Viktor Yanukovych is being charged with abuse of power and state treason that are being investigated since April 2014 as well as the new procedure on creation of criminal organization that is being investigated since the summer.


Viktor Yanukovych was charged with encroachment on the territorial integrity and inviolability of Ukraine, high treason, and complicity in aggressive warfare by the Russian Federation aimed at altering Ukraine's state borders.


Viktor Yanukovych allegedly sustained back and knee injuries while "playing tennis".


Viktor Yanukovych was acquitted of the other charge relating to Ukraine's sovereignty and territorial integrity.


The verdict was that Viktor Yanukovych was sentenced to 13 years of jail in absentia.


From 2006 to 2014, the younger Viktor Yanukovych was a member of the Parliament of Ukraine; he died by drowning at Lake Baikal in 2015.


In February 2017, Viktor Yanukovych admitted that after 45 years of marriage he had divorced Lyudmyla.


Until 2004, Viktor Yanukovych was known as batia among his family members, but since that time he became "leader".


Viktor Yanukovych himself stated that his ex-wife did not wish for her grandson to pick up the bad habits of his grandfather, but Viktor Yanukovych did not specify what kind of habits those were.


In March 2012, Viktor Yanukovych stated it was "a problem" for him in 2002 to speak Ukrainian but that "once I had the opportunity to speak Ukrainian, I started to do it with pleasure".


Viktor Yanukovych was seen by opponents as representing the interests of Ukrainian big business; they pointed out that his campaigns benefited from backing by Ukrainian billionaire Rinat Akhmetov.


Supporters of Viktor Yanukovych pointed out that the Donetsk Oblast secured unprecedented levels of investment during his time in office.


Viktor Yanukovych drew strong support from Russian-speaking Ukrainians in the east of the country.


In 2004, Viktor Yanukovych was seen as outgoing President Leonid Kuchma and Russian President Vladimir Putin's protege.
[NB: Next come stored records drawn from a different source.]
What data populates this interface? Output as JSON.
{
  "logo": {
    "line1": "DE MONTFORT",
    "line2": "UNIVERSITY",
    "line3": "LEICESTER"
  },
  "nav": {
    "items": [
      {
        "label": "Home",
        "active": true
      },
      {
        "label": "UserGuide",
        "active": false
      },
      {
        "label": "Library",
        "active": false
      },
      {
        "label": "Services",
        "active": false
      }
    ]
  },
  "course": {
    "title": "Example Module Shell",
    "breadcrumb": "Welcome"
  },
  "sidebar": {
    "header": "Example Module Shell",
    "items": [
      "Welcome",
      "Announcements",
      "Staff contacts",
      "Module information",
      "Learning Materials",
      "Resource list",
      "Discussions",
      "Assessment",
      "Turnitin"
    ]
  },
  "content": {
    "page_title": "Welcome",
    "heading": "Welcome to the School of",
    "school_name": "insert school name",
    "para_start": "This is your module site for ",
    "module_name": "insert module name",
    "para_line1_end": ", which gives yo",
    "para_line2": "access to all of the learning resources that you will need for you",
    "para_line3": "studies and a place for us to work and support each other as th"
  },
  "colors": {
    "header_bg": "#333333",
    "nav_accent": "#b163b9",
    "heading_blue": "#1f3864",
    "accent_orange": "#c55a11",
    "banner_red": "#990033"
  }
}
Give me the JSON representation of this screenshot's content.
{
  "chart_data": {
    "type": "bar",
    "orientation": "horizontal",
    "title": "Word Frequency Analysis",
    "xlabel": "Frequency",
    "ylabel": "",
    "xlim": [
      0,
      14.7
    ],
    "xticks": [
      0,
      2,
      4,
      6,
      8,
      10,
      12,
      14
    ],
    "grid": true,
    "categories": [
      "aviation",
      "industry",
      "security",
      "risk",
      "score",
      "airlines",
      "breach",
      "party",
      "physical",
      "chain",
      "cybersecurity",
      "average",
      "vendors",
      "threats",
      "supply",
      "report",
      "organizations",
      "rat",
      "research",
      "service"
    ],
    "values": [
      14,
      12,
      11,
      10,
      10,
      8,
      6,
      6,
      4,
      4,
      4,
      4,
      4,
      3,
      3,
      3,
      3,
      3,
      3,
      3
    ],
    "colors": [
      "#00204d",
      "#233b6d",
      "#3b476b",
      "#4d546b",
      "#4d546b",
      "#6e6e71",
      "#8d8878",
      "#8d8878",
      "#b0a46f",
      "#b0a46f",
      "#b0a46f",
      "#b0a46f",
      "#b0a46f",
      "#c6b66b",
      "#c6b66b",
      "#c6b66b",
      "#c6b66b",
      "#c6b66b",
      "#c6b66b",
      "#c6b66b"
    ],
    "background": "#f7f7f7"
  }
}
Viktor Yanukovych admitted in March 2012 that it was a problem for him in 2002 to speak Ukrainian.


Viktor Yanukovych has made some blunders in Ukrainian since then.


Viktor Yanukovych's autobiographic resume of 90 words contains 12 major spelling and grammatical errors.


Opponents of Viktor Yanukovych made fun of this misspelling and his criminal convictions during the 2004 Ukrainian presidential election campaign and the incident during the campaign in Ivano-Frankivsk when Viktor Yanukovych was rushed to hospital after being hit by an egg was a source of ridicule.


Viktor Yanukovych stated in November 2009 that he respects all Ukrainian politicians.


The Ambassador of the European Union to Ukraine, Jose Manuel Pinto Teixeira, stated during an April 2012 interview with Korrespondent that Viktor Yanukovych's presidency "fell short of expectations".


Viktor Yanukovych continued to serve in that role through the 2010 Ukrainian presidential election, even as the US government opposed Yanukovych.


However, Manafort's friends have said that Viktor Yanukovych "stopped listening" to him after he became president in 2010; Manafort warned him of the consequences of "extreme" political measures.